The measurement sensitivity of access flow surveillance in AVFs was 73.3% and specificity was 91%. In AVGs, the sensitivity was 68.8% and the specificity was 87.5%
A three-year study, 300-400 patients. Low flow rates detected using Transonic monitoring were associated with increased thrombosis, while stenosis detected using Duplex ultrasonography was not a strong predictor of incipient thrombosis.
Ultrasound Dilution measurements were used as the gold standard to compare other surveillance methodologies. “The very high reproducibility seen in UD, both for measurements at the same extracorporeal blood flow (QB) and for measurements at two different QB justifies its current status of a reference method in vascular access flow.”
Ultrasound dilution surveillance increased the rate of angioplasty procedures shortening primary unassisted patency but did not decrease the thrombosis rate or improve cumulative fistula patency when compared to historical controls.
Rebuttal: Study limitations cited by the authors include: Historic, rather than concurrent, controls were used. The study was not randomized thereby risking an uncontrolled bias. For instance, changes in access management practices such as the trend toward increased upper arm fistulas or surgical expertise or better preoperative vascular mapping could explain why primary and cumulative fistula patency prior to initiation of UDT monitoring was better in Group 2 than Group 1.
“A quality improvement programme based on periodical access flow measurement reduced the number of acute vascular access failures due to thrombotic events and also significantly reduced health care costs in patients with AVG, but not in patients with AVF.”

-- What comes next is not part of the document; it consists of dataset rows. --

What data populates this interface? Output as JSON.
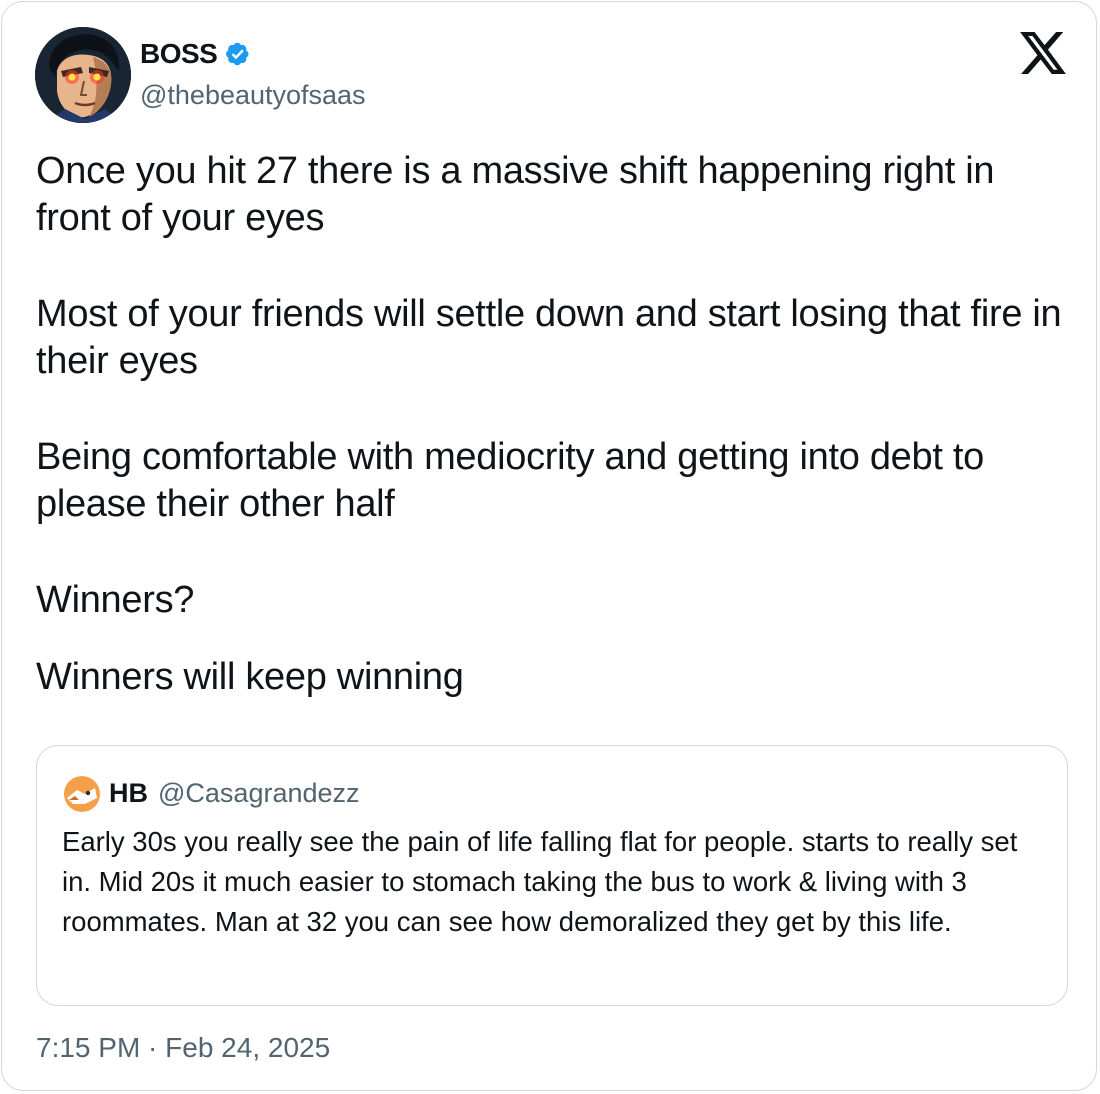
{
  "author": {
    "display_name": "BOSS",
    "handle": "@thebeautyofsaas",
    "avatar_icon": "avatar-comic-hero-glowing-eyes",
    "verified": true
  },
  "platform_logo": "x-logo-icon",
  "tweet": {
    "paragraphs": [
      "Once you hit 27 there is a massive shift happening right in front of your eyes",
      "Most of your friends will settle down and start losing that fire in their eyes",
      "Being comfortable with mediocrity and getting into debt to please their other half",
      "Winners?",
      "Winners will keep winning"
    ]
  },
  "quoted_tweet": {
    "display_name": "HB",
    "handle": "@Casagrandezz",
    "text": "Early 30s you really see the pain of life falling flat for people. starts to really set in. Mid 20s it much easier to stomach taking the bus to work & living with 3 roommates. Man at 32 you can see how demoralized they get by this life."
  },
  "timestamp": "7:15 PM · Feb 24, 2025",
  "colors": {
    "text_primary": "#0f1419",
    "text_secondary": "#536471",
    "border": "#cfd9de",
    "verified_blue": "#1d9bf0"
  }
}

Adding Qa surveillance to monitoring in mature AVFs is associated with a better detection and elective treatment of stenosis, and lower thrombosis rates and access-related costs.
(24 center, 2300 patient Quality Improvement Plan) Findings suggest that a vascular access care Quality Improvement Plan is worthwhile to improve dialysis patients’ care and access morbidity.
Stringent flow surveillance policy coupled with prompt intervention has proven effective in maintaining AVG long-term patency.
Huge statistical study linked Medicare beneficiaries in Fresenius clinics to study 41,132 patients across 1,342 facilities in 48 states and determined “The benefits of PTA interventions are most seen in newer accesses or accesses with insufficient flow.” This underscores the importance of flow measurement to guide PTA.
“Fistula stenosis can be detected and located during dialysis with a moderate-to-excellent accuracy using Physical Exam and vascular access flow measurement to screen for stenosis.”
“The variation in access flow during HD is relatively small. They found that decreased blood pressure is a risk factor for variation in access flow measured by ultrasound dilution. In most patients whose blood pressures are stable during HD, the access flow can be measured at any time during the HD treatment.”
"Thrombosis rate dropped from 13.5 per 100 patient-months on HD during the baseline period to 3.5 per 100 patient-months on HD during the surveillance period. Ultrasound Dilution surveillance is very sensitive in detecting hemodynamically significant stenosis and can decrease AV access thrombosis rates.”
A three-year multicenter, prospective, open-label, controlled RCT found that the measurement of access flow combining Duplex Ultrasound and Ultrasound Dilution shows a reduction in thrombosis rate and an increased assisted primary patency rate in AVF after one-year follow-up.
QA-based surveillance combining Doppler ultrasound and ultrasound dilution reduces the frequency of thrombosis, is cost effective, and improves thrombosis-free and secondary patency in autologous AV.